Photo: Capt. Gus with a pair of summer largemouth bass.

Heat and bright sunlight will be the determining factors when it comes to catching fish on Lake Norman in August. Savvy anglers will choose the hours between 10:00 pm and 10:00 am to cast their lures.

As in recent years, night fishing is excellent during the “dog days of summer’. Best bets are river points, coves and boat docks north of the Highway 150 Bridge, and where fallen trees are found along the water’s edge. Woody debris serves as a magnet for largemouth bass that hide among the branches and wait to ambush unsuspecting prey. Bridge pilings, lighted boat docks and launch ramps also make excellent hideouts for summer bass.

Surprisingly, August is one of the best months for catching large blue and flathead catfish. Early month blue catfish gather in the deep waters near Cowan’s Ford Dam. Their arrival usually coincides with the annual summer fish kill, which begins when surface temperatures spike into the low to mid-nineties. Anglers who fish the dam area usually drift suspended live and cut baits near the thermocline which forms at depths from forty-five to sixty feet. While there are many catfish at the dam, the majority are taken in coves and back creeks throughout the lake where the water is less than twenty feet deep.

White perch, another summer favorite, particularly with family groups, are easily taken with live minnows, shad and artificial lures fished close to the bottom in water twenty feet or deeper. The Sabiki Rig, a fly and jig combination, allows anglers to catch multiple fish by simply dropping the jig over the side and “yo-yoing” it up and down vertically.

Tips from Capt. Gus: For those who wish to catch something really big this summer and can only fish from the shore, try fishing for carp. There are lots of ten to fifteen pounders in the lake. Best baits are dough balls and kernels of canned corn fished on the bottom.

Boating Safety Message from the North Carolina Wildlife Resources Commission, Raleigh, N.C. (July 21, 2016) – “Since boating season began in April, eleven boaters across the state have died from drowning. None of the victims were wearing a life jacket.”

“Anyone in or near water should wear a life jacket,” said Maj. Chris Huebner of the Wildlife Resources Commission. “It’s a simple thing to do and it can absolutely mean the difference between life and death.”

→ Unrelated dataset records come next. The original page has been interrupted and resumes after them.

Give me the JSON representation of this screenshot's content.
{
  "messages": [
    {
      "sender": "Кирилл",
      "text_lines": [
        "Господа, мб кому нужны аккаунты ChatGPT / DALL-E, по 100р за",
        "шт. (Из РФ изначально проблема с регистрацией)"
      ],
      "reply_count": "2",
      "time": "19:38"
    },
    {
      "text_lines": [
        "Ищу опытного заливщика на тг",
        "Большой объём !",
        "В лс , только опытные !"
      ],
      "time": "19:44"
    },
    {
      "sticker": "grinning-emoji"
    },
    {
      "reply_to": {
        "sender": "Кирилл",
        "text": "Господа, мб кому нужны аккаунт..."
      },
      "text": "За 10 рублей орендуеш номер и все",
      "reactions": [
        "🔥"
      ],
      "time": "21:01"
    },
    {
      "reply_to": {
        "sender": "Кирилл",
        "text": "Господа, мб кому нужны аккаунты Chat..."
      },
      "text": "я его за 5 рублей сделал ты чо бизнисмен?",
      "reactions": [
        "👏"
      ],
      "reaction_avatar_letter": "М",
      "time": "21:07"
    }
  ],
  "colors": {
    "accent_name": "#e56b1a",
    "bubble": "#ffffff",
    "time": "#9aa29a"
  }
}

North Carolina requires anyone younger than thirteen years old to wear an appropriate life vest when on a recreational vessel. Anyone riding a personal watercraft, or being towed by one, must also wear an appropriate life vest. Both North Carolina and federal regulations state that “a personal floatation device in good condition and of appropriate size should be accessible for each person on board a recreational vehicle. It’s important to put on your life jacket before you enter the water,” said Huebner. “In dire situations, there often isn’t time to grab a life vest and put it on properly. It can it save your life and can help you assist others who may be in danger.”

For more information on safe recreational boating or to enroll in a free boating education course by the N.C. Wildlife Resources Commission, go to or call 919-707-0030.

Upcoming events:

Free Safe Boating Class – “How to Navigate Lake Norman Day or Night” will be held at The Peninsula Yacht Club, 18501 Harbor Light Blvd, Cornelius, NC at 6:30 p.m. on August 10th. Becky Johnson and I will cover “Understanding LKN’s Channel Marker and Buoy System”, “How to Avoid Shallow Water”, “Ten Most Dangerous Spots”, and “Interpreting Lake Maps”. For more information, call Ashley at 704 892 7575.

Free Fishing Seminar – “How to Use Natural Baits, Artificial Lures and Equipment to Catch Fish on Lake Norman”. Jake Bussolini will conduct this ninety-minute seminar beginning at 6:30 p.m. on August 17th at Gander Mountain, Exit 36, Mooresville, NC. For additional information, call 704 658 0822.

The surface water temperature varies by location, but is mainly in the low to mid-nineties in open waters not affected by power generation. The water level is about 3.2’ below full pond on Lake Norman and 2.9′ below full on Mountain Island Lake.

Capt. Gus Gustafson of Lake Norman Ventures, Inc. is an Outdoor Columnist and a full time Professional Fishing Guide on Lake Norman, NC. Visit his web site, or call 704-617-6812.